Most of those actions occurred in early 2020, however, then tapered off completely as the provider ceased all filings against patients between April and December.
A representative from Allina said the network continues "to significantly limit the number of accounts that are being initiated through the court system," and that less than 5% of its unpaid accounts end up in judgments.
With over 2,100 patients sued for medical debts between March of 2020 and 2021, Minneapolis-based Fairview Health Services tapped the courts to a degree appearing to dwarf that of some competitors.
Fairview counters that as a percentage of revenue, its actions are in line with other health systems, and that it provided $38 million in charity care last year.
"As a non-profit organization, Fairview works closely with patients to ensure payment without undue financial hardship," said a Fairview spokesperson in a statement.
"This collaboration includes assisting patients with charity care ... Medicaid applications, (and) payment arrangements at any time, taking into account pandemic-related hardships and ability to pay."
"This intensive and patient-centered process results in a very small amount – less than 1% – of our clinical bills ending in litigation," the statement continued. "We do not file lawsuits against patients with no or insufficient assets to pay their bills."
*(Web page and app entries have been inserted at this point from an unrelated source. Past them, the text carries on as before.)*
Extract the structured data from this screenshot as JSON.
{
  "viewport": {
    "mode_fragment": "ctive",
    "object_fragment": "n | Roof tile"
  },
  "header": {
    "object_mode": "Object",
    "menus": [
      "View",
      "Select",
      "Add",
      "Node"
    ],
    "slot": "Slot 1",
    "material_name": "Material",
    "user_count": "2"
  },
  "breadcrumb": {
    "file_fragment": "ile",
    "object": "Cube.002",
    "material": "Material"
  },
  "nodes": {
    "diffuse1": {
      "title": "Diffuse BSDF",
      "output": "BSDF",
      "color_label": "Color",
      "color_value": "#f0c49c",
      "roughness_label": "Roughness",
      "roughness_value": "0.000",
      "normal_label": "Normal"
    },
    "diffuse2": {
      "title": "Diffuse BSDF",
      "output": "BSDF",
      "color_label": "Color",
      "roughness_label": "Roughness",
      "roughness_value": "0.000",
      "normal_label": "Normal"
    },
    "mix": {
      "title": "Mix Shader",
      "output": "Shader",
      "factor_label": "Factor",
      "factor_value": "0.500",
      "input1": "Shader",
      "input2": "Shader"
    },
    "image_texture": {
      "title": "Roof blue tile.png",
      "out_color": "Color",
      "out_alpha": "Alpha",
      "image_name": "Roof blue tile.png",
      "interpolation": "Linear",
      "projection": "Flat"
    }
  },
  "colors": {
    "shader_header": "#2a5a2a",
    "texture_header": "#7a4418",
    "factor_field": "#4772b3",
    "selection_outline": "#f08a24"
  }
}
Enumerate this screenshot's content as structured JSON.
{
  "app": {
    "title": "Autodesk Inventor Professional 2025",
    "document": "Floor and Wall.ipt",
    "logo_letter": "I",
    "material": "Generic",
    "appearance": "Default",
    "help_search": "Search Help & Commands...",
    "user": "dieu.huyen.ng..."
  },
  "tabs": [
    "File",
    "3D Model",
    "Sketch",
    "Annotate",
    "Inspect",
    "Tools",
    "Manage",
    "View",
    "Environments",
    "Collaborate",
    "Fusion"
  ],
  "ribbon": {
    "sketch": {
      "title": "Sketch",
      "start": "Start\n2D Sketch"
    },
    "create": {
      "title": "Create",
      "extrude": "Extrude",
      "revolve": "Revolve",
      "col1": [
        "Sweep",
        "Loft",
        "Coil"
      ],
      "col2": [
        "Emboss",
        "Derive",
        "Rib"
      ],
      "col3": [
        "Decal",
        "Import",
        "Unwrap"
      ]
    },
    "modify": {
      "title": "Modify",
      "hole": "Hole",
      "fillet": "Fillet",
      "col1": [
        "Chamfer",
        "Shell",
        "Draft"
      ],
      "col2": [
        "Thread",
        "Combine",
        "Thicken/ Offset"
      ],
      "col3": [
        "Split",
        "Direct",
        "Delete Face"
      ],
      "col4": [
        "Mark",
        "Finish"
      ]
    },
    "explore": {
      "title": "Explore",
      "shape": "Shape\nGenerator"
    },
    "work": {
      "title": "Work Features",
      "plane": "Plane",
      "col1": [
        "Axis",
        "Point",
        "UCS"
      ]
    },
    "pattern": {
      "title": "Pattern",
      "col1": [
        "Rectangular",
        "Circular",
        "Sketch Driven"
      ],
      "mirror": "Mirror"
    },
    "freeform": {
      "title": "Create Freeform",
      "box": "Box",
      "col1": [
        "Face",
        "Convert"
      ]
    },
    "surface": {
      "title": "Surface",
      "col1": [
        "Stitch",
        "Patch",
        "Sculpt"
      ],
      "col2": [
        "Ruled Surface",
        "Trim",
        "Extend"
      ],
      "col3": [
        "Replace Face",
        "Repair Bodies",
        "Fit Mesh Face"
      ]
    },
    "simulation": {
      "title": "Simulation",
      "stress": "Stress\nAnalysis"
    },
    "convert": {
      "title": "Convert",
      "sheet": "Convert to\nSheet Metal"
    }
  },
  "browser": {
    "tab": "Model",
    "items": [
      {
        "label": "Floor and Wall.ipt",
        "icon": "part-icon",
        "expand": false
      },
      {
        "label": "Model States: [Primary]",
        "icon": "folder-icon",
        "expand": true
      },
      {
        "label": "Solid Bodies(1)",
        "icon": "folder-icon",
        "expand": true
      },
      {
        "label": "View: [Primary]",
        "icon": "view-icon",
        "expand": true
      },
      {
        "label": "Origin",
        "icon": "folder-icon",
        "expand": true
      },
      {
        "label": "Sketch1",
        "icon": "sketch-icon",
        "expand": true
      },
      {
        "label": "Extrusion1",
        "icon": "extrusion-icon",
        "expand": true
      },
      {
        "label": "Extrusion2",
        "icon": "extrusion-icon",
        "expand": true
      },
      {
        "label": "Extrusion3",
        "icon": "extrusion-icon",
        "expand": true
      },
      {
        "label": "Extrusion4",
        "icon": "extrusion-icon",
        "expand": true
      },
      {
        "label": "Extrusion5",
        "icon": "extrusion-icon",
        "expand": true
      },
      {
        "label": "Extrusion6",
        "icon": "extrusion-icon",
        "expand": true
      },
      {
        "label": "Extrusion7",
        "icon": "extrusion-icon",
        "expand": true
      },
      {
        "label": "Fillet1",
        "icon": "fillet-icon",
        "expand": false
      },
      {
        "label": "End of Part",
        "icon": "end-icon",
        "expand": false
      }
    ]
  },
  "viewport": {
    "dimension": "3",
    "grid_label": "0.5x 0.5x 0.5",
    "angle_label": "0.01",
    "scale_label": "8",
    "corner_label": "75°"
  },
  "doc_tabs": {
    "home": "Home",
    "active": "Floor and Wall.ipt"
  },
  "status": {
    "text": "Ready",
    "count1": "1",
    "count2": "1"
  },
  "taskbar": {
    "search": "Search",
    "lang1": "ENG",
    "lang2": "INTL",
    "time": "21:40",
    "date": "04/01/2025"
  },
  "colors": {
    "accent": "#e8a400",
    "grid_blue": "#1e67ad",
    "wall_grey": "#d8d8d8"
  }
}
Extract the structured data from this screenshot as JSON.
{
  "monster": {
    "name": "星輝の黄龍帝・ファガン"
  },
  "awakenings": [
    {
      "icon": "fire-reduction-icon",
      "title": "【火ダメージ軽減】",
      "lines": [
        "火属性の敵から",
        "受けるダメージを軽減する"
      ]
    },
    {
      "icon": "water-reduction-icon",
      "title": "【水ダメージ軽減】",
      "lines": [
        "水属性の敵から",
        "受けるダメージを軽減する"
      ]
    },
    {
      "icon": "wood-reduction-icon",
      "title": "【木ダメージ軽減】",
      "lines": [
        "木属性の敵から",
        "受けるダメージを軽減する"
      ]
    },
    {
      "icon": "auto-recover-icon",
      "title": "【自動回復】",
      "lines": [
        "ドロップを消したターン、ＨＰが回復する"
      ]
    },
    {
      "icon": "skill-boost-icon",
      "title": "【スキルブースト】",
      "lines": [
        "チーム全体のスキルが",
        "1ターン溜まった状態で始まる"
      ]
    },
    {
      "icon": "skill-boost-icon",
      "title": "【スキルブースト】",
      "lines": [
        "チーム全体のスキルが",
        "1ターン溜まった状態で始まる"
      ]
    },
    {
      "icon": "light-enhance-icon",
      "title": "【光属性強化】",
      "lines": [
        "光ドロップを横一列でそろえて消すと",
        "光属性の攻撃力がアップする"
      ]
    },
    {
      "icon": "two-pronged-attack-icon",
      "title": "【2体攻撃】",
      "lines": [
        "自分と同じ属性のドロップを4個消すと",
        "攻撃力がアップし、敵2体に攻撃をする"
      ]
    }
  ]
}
"Medical payment collections are, unfortunately, a part of the way the health care financing system has been set up in the United States," the statement concluded, adding that "collection of funds from those with the ability to pay serves the community by keeping the cost of care lower for all patients."
Rising deductibles: 'We're all left holding the bag'
Other providers blamed rising deductibles for lawsuit activity as well.
"Medical debt has been on the rise for several years across the country," says Rochester-based Olmsted Medical Center Chief Financial Officer Kevin Higgins in a statement. "It has been accelerated by the expansion of high-deductible health plans which has shifted a higher portion of the responsibility for the medical payment to the patient."
According to the Forum News Service analysis, OMC filed 172 court actions seeking payment from patients between March of 2020 and 2021, nearly as many as its much larger neighbor, Mayo Clinic.
"We have worked hard to be supportive to our patients during a very difficult and unique time," Higgins said, noting that OMC placed a four-month hold on payment requirements for patients repayment plans during the pandemic, ceasing all legal collections between March and August of 2020.
Higgins added patient balances can receive full or partial write-offs at OMC if a household falls below 300% of the federal poverty line, an eligibility threshold that stops at $40,000 annually for single persons, $80,000 for a family of four.
"It is a very unfortunate environment as these deductibles continue to rise," said Melanie Wilson, vice president for revenue services for Duluth-based Essentia Health, which filed 213 lawsuits during the pandemic. "We will continue to find ways to help people find programs."
Wilson cited a prolonged effort within Essentia to sign up qualifying patients for aid before or after services, citing no-interest, six-month payment plans or five-year loans.
"We actually pay a vendor from our pocket to help our patients get enrolled in Medicaid and other government programs," she said.
Essentia says it attempts to engage with patients for 270 days before sending a balance to collections, and forgives balances for individuals making less than $26,000 or $53,000 for a family of 4.
Essentia writes off that debt, she said, even if qualifying patients haven't answered their efforts to make contact. That said, Wilson believes patients have many reasons for not responding to opportunities for repayment.
"I can't speak for all health care organizations, but we do recognize that our customers are people who don't always elect to utilize our services," she says. "Maybe they are caught off guard, or they are not prepared."
"As these insurance companies go out and sell these plans to patients we're all left holding the bag," she says. "Patients are left with huge deductibles that they can't pay, so they end up with bad debt."
"We're paying more for premiums, our deductibles are rising, and as a health care organization our reimbursement is going down. We will eventually reach a tipping point, I believe. We have to have our insurances come to the table and offer a different solution for us ... to offer a good form of coverage for our patients."